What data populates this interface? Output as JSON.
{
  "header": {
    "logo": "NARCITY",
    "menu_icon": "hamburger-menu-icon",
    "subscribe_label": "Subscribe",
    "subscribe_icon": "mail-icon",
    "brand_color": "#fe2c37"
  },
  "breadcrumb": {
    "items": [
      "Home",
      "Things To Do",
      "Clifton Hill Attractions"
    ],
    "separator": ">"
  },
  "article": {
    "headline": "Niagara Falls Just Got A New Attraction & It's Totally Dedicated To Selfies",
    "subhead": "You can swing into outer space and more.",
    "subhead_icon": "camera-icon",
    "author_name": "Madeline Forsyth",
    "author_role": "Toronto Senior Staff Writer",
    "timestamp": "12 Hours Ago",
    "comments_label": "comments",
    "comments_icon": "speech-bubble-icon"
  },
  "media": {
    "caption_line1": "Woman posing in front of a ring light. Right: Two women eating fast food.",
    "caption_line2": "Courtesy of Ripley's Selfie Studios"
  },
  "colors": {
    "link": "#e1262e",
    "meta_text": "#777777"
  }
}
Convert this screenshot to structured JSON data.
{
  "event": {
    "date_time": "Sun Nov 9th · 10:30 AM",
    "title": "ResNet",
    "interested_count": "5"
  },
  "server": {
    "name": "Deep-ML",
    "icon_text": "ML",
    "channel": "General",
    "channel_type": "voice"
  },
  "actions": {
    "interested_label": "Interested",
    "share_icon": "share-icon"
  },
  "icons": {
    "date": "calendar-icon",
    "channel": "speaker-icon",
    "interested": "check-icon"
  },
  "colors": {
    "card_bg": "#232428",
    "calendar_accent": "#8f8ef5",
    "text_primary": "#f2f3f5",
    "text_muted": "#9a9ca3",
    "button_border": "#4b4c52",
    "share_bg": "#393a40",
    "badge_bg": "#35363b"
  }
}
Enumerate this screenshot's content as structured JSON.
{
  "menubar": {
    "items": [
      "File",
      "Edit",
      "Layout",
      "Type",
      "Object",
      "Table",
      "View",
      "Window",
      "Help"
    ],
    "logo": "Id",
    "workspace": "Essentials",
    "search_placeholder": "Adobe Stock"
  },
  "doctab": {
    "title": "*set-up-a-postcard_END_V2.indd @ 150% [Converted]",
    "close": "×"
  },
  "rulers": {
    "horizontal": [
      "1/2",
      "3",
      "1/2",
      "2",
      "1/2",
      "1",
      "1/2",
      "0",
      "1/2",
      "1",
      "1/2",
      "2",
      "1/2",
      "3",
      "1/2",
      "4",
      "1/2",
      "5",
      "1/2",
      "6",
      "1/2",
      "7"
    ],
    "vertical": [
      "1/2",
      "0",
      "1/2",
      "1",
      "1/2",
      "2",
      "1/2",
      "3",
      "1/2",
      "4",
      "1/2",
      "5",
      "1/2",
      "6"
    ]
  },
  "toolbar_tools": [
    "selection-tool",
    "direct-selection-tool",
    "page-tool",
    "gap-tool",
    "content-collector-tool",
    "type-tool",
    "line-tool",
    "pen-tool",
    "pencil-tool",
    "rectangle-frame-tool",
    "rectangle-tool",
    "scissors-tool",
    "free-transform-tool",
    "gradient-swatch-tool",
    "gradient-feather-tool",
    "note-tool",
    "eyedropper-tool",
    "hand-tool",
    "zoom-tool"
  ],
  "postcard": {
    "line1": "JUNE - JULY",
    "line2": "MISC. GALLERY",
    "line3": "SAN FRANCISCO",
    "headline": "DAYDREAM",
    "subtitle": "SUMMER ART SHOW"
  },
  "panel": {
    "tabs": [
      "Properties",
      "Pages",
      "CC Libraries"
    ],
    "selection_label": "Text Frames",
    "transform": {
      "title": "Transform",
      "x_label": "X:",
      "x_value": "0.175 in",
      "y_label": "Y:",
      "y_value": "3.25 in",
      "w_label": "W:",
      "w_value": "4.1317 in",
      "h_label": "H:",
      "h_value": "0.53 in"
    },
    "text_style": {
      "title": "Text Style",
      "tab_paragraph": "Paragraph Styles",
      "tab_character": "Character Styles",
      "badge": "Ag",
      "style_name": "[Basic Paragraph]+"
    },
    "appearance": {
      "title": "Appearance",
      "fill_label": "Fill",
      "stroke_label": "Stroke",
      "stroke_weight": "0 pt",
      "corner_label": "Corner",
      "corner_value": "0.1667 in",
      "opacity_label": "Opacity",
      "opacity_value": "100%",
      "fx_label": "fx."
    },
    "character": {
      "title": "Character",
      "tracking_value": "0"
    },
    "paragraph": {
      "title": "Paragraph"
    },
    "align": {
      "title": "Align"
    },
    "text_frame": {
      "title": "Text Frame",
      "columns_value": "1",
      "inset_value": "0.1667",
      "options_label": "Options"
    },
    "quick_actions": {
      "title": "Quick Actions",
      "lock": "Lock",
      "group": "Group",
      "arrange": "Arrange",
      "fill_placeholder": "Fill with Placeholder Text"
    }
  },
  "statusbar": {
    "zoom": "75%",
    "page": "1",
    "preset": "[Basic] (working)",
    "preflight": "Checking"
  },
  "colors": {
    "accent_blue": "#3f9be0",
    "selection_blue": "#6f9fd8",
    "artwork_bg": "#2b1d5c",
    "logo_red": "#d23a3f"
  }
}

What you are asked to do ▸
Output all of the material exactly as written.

Exercise output ▸
What data populates this interface? Output as JSON.
{
  "header": {
    "logo": "NARCITY",
    "menu_icon": "hamburger-menu-icon",
    "subscribe_label": "Subscribe",
    "subscribe_icon": "mail-icon",
    "brand_color": "#fe2c37"
  },
  "breadcrumb": {
    "items": [
      "Home",
      "Things To Do",
      "Clifton Hill Attractions"
    ],
    "separator": ">"
  },
  "article": {
    "headline": "Niagara Falls Just Got A New Attraction & It's Totally Dedicated To Selfies",
    "subhead": "You can swing into outer space and more.",
    "subhead_icon": "camera-icon",
    "author_name": "Madeline Forsyth",
    "author_role": "Toronto Senior Staff Writer",
    "timestamp": "12 Hours Ago",
    "comments_label": "comments",
    "comments_icon": "speech-bubble-icon"
  },
  "media": {
    "caption_line1": "Woman posing in front of a ring light. Right: Two women eating fast food.",
    "caption_line2": "Courtesy of Ripley's Selfie Studios"
  },
  "colors": {
    "link": "#e1262e",
    "meta_text": "#777777"
  }
}
Convert this screenshot to structured JSON data.
{
  "event": {
    "date_time": "Sun Nov 9th · 10:30 AM",
    "title": "ResNet",
    "interested_count": "5"
  },
  "server": {
    "name": "Deep-ML",
    "icon_text": "ML",
    "channel": "General",
    "channel_type": "voice"
  },
  "actions": {
    "interested_label": "Interested",
    "share_icon": "share-icon"
  },
  "icons": {
    "date": "calendar-icon",
    "channel": "speaker-icon",
    "interested": "check-icon"
  },
  "colors": {
    "card_bg": "#232428",
    "calendar_accent": "#8f8ef5",
    "text_primary": "#f2f3f5",
    "text_muted": "#9a9ca3",
    "button_border": "#4b4c52",
    "share_bg": "#393a40",
    "badge_bg": "#35363b"
  }
}
Enumerate this screenshot's content as structured JSON.
{
  "menubar": {
    "items": [
      "File",
      "Edit",
      "Layout",
      "Type",
      "Object",
      "Table",
      "View",
      "Window",
      "Help"
    ],
    "logo": "Id",
    "workspace": "Essentials",
    "search_placeholder": "Adobe Stock"
  },
  "doctab": {
    "title": "*set-up-a-postcard_END_V2.indd @ 150% [Converted]",
    "close": "×"
  },
  "rulers": {
    "horizontal": [
      "1/2",
      "3",
      "1/2",
      "2",
      "1/2",
      "1",
      "1/2",
      "0",
      "1/2",
      "1",
      "1/2",
      "2",
      "1/2",
      "3",
      "1/2",
      "4",
      "1/2",
      "5",
      "1/2",
      "6",
      "1/2",
      "7"
    ],
    "vertical": [
      "1/2",
      "0",
      "1/2",
      "1",
      "1/2",
      "2",
      "1/2",
      "3",
      "1/2",
      "4",
      "1/2",
      "5",
      "1/2",
      "6"
    ]
  },
  "toolbar_tools": [
    "selection-tool",
    "direct-selection-tool",
    "page-tool",
    "gap-tool",
    "content-collector-tool",
    "type-tool",
    "line-tool",
    "pen-tool",
    "pencil-tool",
    "rectangle-frame-tool",
    "rectangle-tool",
    "scissors-tool",
    "free-transform-tool",
    "gradient-swatch-tool",
    "gradient-feather-tool",
    "note-tool",
    "eyedropper-tool",
    "hand-tool",
    "zoom-tool"
  ],
  "postcard": {
    "line1": "JUNE - JULY",
    "line2": "MISC. GALLERY",
    "line3": "SAN FRANCISCO",
    "headline": "DAYDREAM",
    "subtitle": "SUMMER ART SHOW"
  },
  "panel": {
    "tabs": [
      "Properties",
      "Pages",
      "CC Libraries"
    ],
    "selection_label": "Text Frames",
    "transform": {
      "title": "Transform",
      "x_label": "X:",
      "x_value": "0.175 in",
      "y_label": "Y:",
      "y_value": "3.25 in",
      "w_label": "W:",
      "w_value": "4.1317 in",
      "h_label": "H:",
      "h_value": "0.53 in"
    },
    "text_style": {
      "title": "Text Style",
      "tab_paragraph": "Paragraph Styles",
      "tab_character": "Character Styles",
      "badge": "Ag",
      "style_name": "[Basic Paragraph]+"
    },
    "appearance": {
      "title": "Appearance",
      "fill_label": "Fill",
      "stroke_label": "Stroke",
      "stroke_weight": "0 pt",
      "corner_label": "Corner",
      "corner_value": "0.1667 in",
      "opacity_label": "Opacity",
      "opacity_value": "100%",
      "fx_label": "fx."
    },
    "character": {
      "title": "Character",
      "tracking_value": "0"
    },
    "paragraph": {
      "title": "Paragraph"
    },
    "align": {
      "title": "Align"
    },
    "text_frame": {
      "title": "Text Frame",
      "columns_value": "1",
      "inset_value": "0.1667",
      "options_label": "Options"
    },
    "quick_actions": {
      "title": "Quick Actions",
      "lock": "Lock",
      "group": "Group",
      "arrange": "Arrange",
      "fill_placeholder": "Fill with Placeholder Text"
    }
  },
  "statusbar": {
    "zoom": "75%",
    "page": "1",
    "preset": "[Basic] (working)",
    "preflight": "Checking"
  },
  "colors": {
    "accent_blue": "#3f9be0",
    "selection_blue": "#6f9fd8",
    "artwork_bg": "#2b1d5c",
    "logo_red": "#d23a3f"
  }
}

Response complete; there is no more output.